Parents and athletes be warned. Whether it be a teammate who looks the part or someone in the local gym who looks the part, be very careful of where you get your advice on how you will go about planning your training during the off-season to make your biggest gains of the year in lean mass. There is no shortage of bad advice available now days, especially via the Internet.
How do you know if you are getting good advice? Not every day of the year should be a weight gain day. Anyone who promises you big results without first asking where you are at with your off-season training does not have your better interest at heart, because if they did, they would look you square in the eye and make sure you understand that there is little time to waste during the off-season to make these gains.

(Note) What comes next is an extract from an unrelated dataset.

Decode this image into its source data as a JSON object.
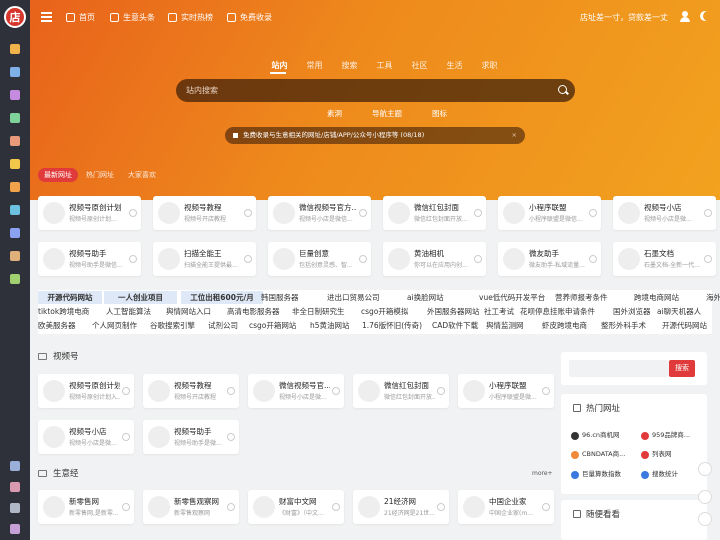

And secondly, they would ask who on your team you are training with who would have similar goals. There is no stronger anabolic agent than training with your teammates.
Next, they would query you on the quality of your diet and rest. If the first thing you get is, “these supplements will… ” and tell you, “if you really want to get it rolling call this one guy,” then you need to politely excuse yourself from that conversation and warn your teammates to avoid going there.
I must applaud the efforts of USA Hockey to teach its Festival and National Team Development athletes about how to safely make gains in lean mass using a food first approach in the Fueling Tactics DVDs they began distributed in 2006. Over 3,000 of these DVDs will be distributed to USA Hockey’s top male and female prospects by summer of 2008. USA Hockey’s educational efforts have not gone unnoticed by the USOC or U.S. Anti-Doping. Congratulations to Mark Tabrum and all the coaches in USA Hockey’s Department of Education. To learn more about the Fueling Tactics DVD’s, poster and free pod cast, go to: www.fuelingtactics.com.
In 27 years of practice, Dave Ellis, RD, CSCS, has earned a reputation as a pioneer and leader in the field of recovery nutrition, body composition and frame assessment, and is routinely sought out by professional and college sports teams. Ellis is also an advisor to the U.S. Anti-Doping (USADA), the Professional Baseball Strength & Conditioning Coaches Society (PBSCCS) Advisory Board and the Taylor Hooton Foundation.